Exercise goal —
Each record must come back unchanged in your answer, stripped of its images.

Source data —
- Opening Delimiter -
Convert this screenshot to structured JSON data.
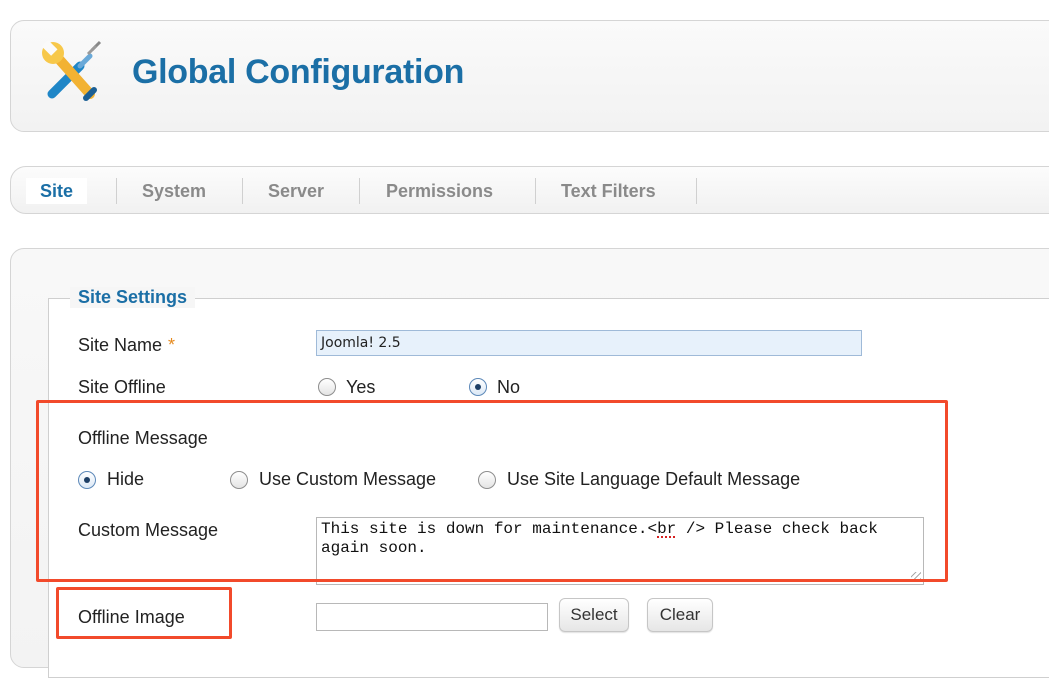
{
  "header": {
    "title": "Global Configuration",
    "icon": "tools-icon"
  },
  "tabs": [
    {
      "label": "Site",
      "active": true
    },
    {
      "label": "System",
      "active": false
    },
    {
      "label": "Server",
      "active": false
    },
    {
      "label": "Permissions",
      "active": false
    },
    {
      "label": "Text Filters",
      "active": false
    }
  ],
  "site_settings": {
    "legend": "Site Settings",
    "site_name": {
      "label": "Site Name",
      "required_mark": "*",
      "value": "Joomla! 2.5"
    },
    "site_offline": {
      "label": "Site Offline",
      "options": [
        "Yes",
        "No"
      ],
      "selected": "No"
    },
    "offline_message": {
      "label": "Offline Message",
      "options": [
        "Hide",
        "Use Custom Message",
        "Use Site Language Default Message"
      ],
      "selected": "Hide"
    },
    "custom_message": {
      "label": "Custom Message",
      "value_part1": "This site is down for maintenance.<",
      "value_flagged": "br",
      "value_part2": " /> Please check back again soon."
    },
    "offline_image": {
      "label": "Offline Image",
      "value": "",
      "select_label": "Select",
      "clear_label": "Clear"
    }
  },
  "colors": {
    "accent": "#1b6fa6",
    "highlight": "#f24a2b",
    "required": "#e58a1f"
  }
}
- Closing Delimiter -
Reply to the task —
Convert this screenshot to structured JSON data.
{
  "header": {
    "title": "Global Configuration",
    "icon": "tools-icon"
  },
  "tabs": [
    {
      "label": "Site",
      "active": true
    },
    {
      "label": "System",
      "active": false
    },
    {
      "label": "Server",
      "active": false
    },
    {
      "label": "Permissions",
      "active": false
    },
    {
      "label": "Text Filters",
      "active": false
    }
  ],
  "site_settings": {
    "legend": "Site Settings",
    "site_name": {
      "label": "Site Name",
      "required_mark": "*",
      "value": "Joomla! 2.5"
    },
    "site_offline": {
      "label": "Site Offline",
      "options": [
        "Yes",
        "No"
      ],
      "selected": "No"
    },
    "offline_message": {
      "label": "Offline Message",
      "options": [
        "Hide",
        "Use Custom Message",
        "Use Site Language Default Message"
      ],
      "selected": "Hide"
    },
    "custom_message": {
      "label": "Custom Message",
      "value_part1": "This site is down for maintenance.<",
      "value_flagged": "br",
      "value_part2": " /> Please check back again soon."
    },
    "offline_image": {
      "label": "Offline Image",
      "value": "",
      "select_label": "Select",
      "clear_label": "Clear"
    }
  },
  "colors": {
    "accent": "#1b6fa6",
    "highlight": "#f24a2b",
    "required": "#e58a1f"
  }
}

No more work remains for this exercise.